Children - authority or amateurism in international film space?
Stephanie Hemelryk Donald, , Australia

This paper discusses the possible role of urban geography in understanding what I loosely term fables of childhood migration on film. It argues that there are alternative ontologies of authority which may be considered within the more widely distributed concept of media space. Extrapolating from Lefebvre’s thesis of belonging to the city, this paper raises the question of authority as a form of belonging (and vice versa) in relation to cinematic space. It asks particularly to what degree do children belong in film space and how is the status of their belonging illustrative, or indicative of their historical status in society? Is that status absolute in relation to the real, or is it symbolically inflected by an authority gained or given through the processes of cinematic narrative and narration? Films discussed are primarily Chinese but also include international comparisons: Persepolis (Paronnaud and Satrapi, 2007), Australia (Baz Luhrman, 2008), Where the Wild Things Are (Spike Jonze, 2009) and The Blue Kite (Zhuangzhuang Tian, 1995).

Mainstream/Professional vs. Marginal/Amateur?
Ying Zhu, City University of New York, USA

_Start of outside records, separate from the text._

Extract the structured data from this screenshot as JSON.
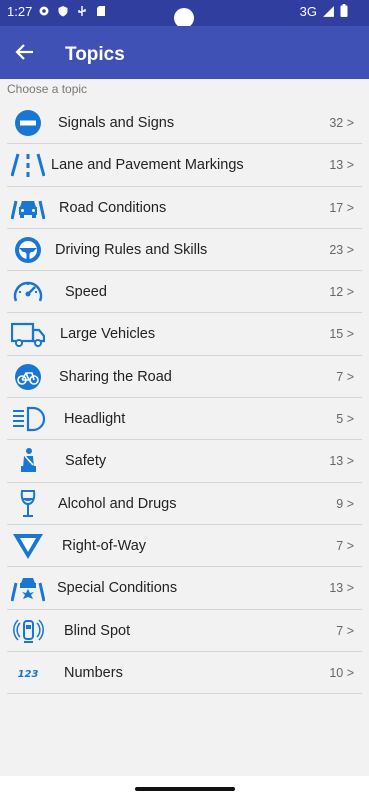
{
  "status": {
    "time": "1:27",
    "network": "3G"
  },
  "appbar": {
    "title": "Topics"
  },
  "subtitle": "Choose a topic",
  "topics": [
    {
      "label": "Signals and Signs",
      "count": "32 >",
      "icon": "no-entry-icon"
    },
    {
      "label": "Lane and Pavement Markings",
      "count": "13 >",
      "icon": "lane-markings-icon"
    },
    {
      "label": "Road Conditions",
      "count": "17 >",
      "icon": "car-road-icon"
    },
    {
      "label": "Driving Rules and Skills",
      "count": "23 >",
      "icon": "steering-wheel-icon"
    },
    {
      "label": "Speed",
      "count": "12 >",
      "icon": "speedometer-icon"
    },
    {
      "label": "Large Vehicles",
      "count": "15 >",
      "icon": "truck-icon"
    },
    {
      "label": "Sharing the Road",
      "count": "7 >",
      "icon": "bicycle-icon"
    },
    {
      "label": "Headlight",
      "count": "5 >",
      "icon": "headlight-icon"
    },
    {
      "label": "Safety",
      "count": "13 >",
      "icon": "seatbelt-icon"
    },
    {
      "label": "Alcohol and Drugs",
      "count": "9 >",
      "icon": "wine-glass-icon"
    },
    {
      "label": "Right-of-Way",
      "count": "7 >",
      "icon": "yield-sign-icon"
    },
    {
      "label": "Special Conditions",
      "count": "13 >",
      "icon": "car-crash-icon"
    },
    {
      "label": "Blind Spot",
      "count": "7 >",
      "icon": "blind-spot-icon"
    },
    {
      "label": "Numbers",
      "count": "10 >",
      "icon": "numbers-icon"
    }
  ],
  "colors": {
    "primary": "#3f51b5",
    "status": "#303f9f",
    "icon": "#1976d2"
  }
}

The big question that social media raise is about the validation of information, or the ranking of products. The Wikileaks, for instance, sent all their “secret documents” to the NYT, Der Spiegel and The Guardian before posting it online, presumably for “official” ratification – to lend weight and respectability to something that might have been dismissed as marginal or wacko if it had come straight from Wikileaks to the Internet. What does that say about mainstream vs. social media, or professional vs. amateur? As suggested by the panel statement, there is a vast underworld of disorganized, amateur literary or media products out there that have long been mostly invisible and/or ignored. The assumption here is that “amateur” is morally superior to professional, because it is organic and naturally “resistant.” Well, some of it may be, but much of it might turn out to be obnoxious, idiotic and/or deliberately misleading with more or less potential for inflicting real harm. From Holocaust deniers to global warming deniers, 9/11 conspiracy theorists, large groups of people frequently rejects events that do not fit their worldview, their lifestyle or their faith. I will examine the complex relationship between professional and amateur or mainstream and marginal, including cases within a Chinese context. I acknowledge that information is vastly more accessible, immediate, shareable and actionable these days but distorted information is much more easily reified and accepted by large numbers of people, with frightening potential for revising history and even current events, effectively producing distorted realities.